Sometimes the winter landscape can be dismal for some who love to be in nature and sometimes it is exciting to watch it through the snow framed window. A virtual television screen into nature can be created with the simple act of winter-feeding birds. Some nature enthusiasts leave perennial stems for insects, seed heads, build birdhouses, keep birdbaths and are diligent about providing additional food for the winter yard mates. Goldfinches will hang on purple coneflowers, aster, goldenrod, chicory and even dandelions in search of seeds.
Songbirds enjoy the seeds of our native plants such as little bluestem, big bluestem, prairie dropseed, blazing stars, compass plant, black-eyed Susan and prairie dock. Despite most birds not getting the majority of their nutrition from additional feeding but rather prefer to feast on the landscape, winter bird feeding can bring nature closer.
Retired horticulture educator, Sandy Mason, gives tips on winter bird feeding:
Commercial bird seed can be used to supplement natural foods in the landscape. Place the bird feeder where cats cannot hide and pounce. Birds appreciate a protected area out of winter winds, but allow some open area right around the feeder. Bushes and trees should be nearby for shelter and a quick get-away from tabby.
Begin feeding birds now without interruption until spring. Birds form habits and will come to depend on the feeders for food. The "bully birds" such as grackles and starlings may keep some others from feeding if only one feeder is available. Feeders near the ground will attract juncos and native sparrows. Feeders in higher locations attract some of the larger birds of cardinals and grosbeaks. Suet and fruit can add variety. Keep feeders clean.
Study the ingredients in commercial seed mixes. Many of the less expensive mixes contain milo. About the only birds that eat milo are pheasants and chickens; not exactly common visitors to bird feeders. Feeders empty quickly because the birds are throwing the milo out in search of better treats.
Many birds prefer the small black oil-type sunflower seeds instead of the larger grey-seeded sunflowers. A combination of 50 percent sunflower seeds, 35 percent white proso millet and 15 percent finely cracked corn is a favorite mix for many backyard songbirds. Goldfinches love niger seed, often called thistle seed. It actually is not a thistle. The niger seed that is sent to the U.S. for bird seed has been sterilized. The seed is baked at a specific temperature for a specific time period so it will no longer germinate, but it will still be healthful for the birds. In this way no unwanted weed seeds are introduced.
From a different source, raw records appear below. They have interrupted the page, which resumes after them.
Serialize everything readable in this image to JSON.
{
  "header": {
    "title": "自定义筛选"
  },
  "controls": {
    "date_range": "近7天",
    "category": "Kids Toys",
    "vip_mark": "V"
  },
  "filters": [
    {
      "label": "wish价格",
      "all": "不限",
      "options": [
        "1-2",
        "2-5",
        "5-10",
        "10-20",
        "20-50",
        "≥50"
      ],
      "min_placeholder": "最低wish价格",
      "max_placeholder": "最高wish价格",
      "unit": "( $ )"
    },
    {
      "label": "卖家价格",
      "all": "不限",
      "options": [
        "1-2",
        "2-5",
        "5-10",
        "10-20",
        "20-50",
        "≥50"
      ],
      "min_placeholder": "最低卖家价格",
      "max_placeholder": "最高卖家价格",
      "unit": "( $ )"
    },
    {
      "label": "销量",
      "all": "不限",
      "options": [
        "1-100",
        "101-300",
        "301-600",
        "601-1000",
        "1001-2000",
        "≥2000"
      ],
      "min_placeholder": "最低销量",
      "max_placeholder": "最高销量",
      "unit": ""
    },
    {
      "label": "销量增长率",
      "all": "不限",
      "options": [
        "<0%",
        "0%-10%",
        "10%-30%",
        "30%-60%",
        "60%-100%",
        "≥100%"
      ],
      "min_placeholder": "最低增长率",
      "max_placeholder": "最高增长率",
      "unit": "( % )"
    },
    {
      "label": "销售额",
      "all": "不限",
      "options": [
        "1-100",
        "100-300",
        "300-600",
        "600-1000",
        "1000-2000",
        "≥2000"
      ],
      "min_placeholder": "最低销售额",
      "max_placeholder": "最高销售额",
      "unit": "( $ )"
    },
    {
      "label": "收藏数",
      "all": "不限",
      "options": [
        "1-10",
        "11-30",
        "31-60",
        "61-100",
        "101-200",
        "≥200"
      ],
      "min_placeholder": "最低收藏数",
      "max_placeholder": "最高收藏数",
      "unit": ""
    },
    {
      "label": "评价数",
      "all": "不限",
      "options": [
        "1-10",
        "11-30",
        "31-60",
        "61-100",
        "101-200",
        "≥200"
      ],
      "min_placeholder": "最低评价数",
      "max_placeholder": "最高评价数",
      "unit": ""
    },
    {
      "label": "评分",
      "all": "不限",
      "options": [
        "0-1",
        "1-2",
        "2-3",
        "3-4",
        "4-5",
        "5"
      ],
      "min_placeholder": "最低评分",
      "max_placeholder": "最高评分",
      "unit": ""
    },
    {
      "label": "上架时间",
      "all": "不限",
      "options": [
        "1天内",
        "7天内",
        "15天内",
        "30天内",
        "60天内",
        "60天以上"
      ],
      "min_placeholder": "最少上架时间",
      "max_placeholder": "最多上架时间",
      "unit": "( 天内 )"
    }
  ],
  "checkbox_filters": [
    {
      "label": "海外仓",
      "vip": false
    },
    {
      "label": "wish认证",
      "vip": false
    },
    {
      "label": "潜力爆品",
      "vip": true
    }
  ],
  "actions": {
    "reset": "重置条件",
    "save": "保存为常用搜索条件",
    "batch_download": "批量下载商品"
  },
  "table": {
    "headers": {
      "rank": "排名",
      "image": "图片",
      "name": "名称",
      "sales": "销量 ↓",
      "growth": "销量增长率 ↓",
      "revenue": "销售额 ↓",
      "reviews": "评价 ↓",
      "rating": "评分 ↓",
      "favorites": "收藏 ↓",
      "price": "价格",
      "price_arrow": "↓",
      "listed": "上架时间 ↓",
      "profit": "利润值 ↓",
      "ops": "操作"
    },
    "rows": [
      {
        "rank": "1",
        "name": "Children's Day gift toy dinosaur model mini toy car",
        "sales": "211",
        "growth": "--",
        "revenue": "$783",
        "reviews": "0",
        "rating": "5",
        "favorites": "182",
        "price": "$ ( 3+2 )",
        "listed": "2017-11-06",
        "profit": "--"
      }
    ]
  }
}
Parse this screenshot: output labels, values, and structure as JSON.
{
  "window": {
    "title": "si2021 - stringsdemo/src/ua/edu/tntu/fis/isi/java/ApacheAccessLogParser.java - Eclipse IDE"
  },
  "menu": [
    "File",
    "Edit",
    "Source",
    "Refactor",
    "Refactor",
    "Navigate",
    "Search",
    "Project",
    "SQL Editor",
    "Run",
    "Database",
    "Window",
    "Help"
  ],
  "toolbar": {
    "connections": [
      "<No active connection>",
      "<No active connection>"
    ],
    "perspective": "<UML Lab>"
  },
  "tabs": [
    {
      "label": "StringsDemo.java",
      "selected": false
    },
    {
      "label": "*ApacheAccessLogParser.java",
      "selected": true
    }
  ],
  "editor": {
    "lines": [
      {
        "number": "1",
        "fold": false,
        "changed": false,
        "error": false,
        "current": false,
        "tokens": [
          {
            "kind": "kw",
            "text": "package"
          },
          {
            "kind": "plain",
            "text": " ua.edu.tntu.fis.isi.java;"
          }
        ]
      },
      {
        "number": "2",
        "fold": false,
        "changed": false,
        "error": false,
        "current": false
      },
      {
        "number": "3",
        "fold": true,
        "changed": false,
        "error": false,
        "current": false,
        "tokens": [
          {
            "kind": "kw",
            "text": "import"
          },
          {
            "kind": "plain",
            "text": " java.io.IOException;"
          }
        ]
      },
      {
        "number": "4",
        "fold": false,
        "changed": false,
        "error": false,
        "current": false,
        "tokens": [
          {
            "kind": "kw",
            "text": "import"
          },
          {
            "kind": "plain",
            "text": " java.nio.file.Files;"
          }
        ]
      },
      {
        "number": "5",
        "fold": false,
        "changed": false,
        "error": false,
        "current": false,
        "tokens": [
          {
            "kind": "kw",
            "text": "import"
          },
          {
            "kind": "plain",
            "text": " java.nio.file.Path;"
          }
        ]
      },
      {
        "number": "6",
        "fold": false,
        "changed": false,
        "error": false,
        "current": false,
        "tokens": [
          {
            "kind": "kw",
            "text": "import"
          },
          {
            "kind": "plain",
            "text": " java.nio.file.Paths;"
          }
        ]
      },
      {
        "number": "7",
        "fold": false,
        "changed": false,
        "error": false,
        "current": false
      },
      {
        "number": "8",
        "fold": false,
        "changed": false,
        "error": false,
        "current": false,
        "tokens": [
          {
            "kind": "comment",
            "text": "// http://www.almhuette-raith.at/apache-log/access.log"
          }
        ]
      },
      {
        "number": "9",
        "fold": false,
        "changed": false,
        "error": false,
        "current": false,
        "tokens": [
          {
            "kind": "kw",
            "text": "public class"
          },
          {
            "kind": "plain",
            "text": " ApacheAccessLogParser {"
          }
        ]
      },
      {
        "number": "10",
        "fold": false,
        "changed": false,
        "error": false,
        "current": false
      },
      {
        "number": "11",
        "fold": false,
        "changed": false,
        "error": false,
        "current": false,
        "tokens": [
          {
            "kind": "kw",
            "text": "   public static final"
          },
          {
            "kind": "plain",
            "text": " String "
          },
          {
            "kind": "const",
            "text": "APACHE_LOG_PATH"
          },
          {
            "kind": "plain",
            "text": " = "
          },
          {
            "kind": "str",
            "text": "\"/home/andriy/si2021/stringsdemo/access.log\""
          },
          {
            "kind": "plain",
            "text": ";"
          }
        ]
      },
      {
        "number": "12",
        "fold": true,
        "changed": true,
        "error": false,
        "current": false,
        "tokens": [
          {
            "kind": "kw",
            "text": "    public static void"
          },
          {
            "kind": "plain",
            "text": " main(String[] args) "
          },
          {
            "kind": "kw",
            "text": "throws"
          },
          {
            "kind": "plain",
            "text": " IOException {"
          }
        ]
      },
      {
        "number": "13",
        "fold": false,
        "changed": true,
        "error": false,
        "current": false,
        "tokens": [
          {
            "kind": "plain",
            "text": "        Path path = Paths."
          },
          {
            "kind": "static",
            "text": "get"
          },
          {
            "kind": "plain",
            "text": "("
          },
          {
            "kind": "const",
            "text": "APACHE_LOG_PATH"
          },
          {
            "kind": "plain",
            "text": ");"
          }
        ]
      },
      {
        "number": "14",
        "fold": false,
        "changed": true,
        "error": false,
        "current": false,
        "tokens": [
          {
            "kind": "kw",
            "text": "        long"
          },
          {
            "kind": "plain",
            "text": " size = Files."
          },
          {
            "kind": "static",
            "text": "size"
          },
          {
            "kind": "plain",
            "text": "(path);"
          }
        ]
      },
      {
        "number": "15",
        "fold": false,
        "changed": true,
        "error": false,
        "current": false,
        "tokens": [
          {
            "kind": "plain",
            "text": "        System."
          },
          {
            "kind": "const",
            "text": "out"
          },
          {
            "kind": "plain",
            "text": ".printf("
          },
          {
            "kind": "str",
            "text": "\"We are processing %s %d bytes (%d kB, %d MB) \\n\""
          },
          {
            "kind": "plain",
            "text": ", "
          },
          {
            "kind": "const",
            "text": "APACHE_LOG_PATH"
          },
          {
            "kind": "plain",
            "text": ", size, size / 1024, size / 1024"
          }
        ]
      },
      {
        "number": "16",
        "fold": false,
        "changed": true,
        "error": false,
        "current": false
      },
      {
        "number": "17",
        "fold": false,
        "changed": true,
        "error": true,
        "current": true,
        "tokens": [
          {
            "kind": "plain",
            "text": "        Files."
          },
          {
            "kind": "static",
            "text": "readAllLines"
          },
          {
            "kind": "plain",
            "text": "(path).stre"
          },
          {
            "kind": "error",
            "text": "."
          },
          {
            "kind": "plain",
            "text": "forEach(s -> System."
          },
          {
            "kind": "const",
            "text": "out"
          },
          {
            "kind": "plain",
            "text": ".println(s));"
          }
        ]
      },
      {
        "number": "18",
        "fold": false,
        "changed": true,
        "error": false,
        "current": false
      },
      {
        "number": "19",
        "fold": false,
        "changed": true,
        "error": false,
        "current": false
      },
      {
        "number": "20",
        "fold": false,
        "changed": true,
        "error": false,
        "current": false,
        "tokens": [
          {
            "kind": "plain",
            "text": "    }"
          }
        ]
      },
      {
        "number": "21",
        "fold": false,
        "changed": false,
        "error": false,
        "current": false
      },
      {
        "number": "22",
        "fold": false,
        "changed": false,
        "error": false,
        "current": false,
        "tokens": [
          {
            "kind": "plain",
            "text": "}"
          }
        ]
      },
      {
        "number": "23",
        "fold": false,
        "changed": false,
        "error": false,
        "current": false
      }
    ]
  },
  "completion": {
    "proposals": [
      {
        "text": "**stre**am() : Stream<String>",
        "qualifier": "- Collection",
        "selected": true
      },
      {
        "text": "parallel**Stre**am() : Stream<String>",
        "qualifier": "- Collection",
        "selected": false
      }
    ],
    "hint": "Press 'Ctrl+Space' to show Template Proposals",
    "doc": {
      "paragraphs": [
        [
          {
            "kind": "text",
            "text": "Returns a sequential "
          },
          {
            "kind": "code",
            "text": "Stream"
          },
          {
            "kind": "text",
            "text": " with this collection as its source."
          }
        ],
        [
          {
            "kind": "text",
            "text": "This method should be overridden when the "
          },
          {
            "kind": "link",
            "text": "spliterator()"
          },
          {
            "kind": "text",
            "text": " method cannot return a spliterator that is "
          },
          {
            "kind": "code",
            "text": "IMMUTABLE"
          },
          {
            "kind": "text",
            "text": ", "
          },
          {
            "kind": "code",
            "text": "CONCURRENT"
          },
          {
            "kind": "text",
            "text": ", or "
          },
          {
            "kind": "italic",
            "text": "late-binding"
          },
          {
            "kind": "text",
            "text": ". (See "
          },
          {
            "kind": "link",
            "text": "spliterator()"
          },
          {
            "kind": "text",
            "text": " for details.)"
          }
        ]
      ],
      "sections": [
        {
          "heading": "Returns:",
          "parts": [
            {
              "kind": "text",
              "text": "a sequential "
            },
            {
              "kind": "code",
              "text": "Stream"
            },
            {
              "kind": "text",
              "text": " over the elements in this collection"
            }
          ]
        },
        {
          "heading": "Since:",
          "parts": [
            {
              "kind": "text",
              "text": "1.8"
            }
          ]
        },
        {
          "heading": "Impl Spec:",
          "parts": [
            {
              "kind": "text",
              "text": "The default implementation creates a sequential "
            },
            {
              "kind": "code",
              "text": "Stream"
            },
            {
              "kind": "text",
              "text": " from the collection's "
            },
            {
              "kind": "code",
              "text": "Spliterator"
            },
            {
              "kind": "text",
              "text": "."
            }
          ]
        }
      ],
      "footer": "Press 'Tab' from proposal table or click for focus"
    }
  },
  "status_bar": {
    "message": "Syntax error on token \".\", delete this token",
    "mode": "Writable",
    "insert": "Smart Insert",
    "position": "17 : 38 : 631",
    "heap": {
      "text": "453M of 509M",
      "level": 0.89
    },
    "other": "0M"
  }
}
However other bird seeds may decide to grow. The bird activity and the sunflower hulls will keep plants from growing. Periodically rake and remove the sunflower hulls. The hulls can be placed in an active compost pile.
For more information see the Illinois Department of Natural Resources Landscaping for Wildlife brochure.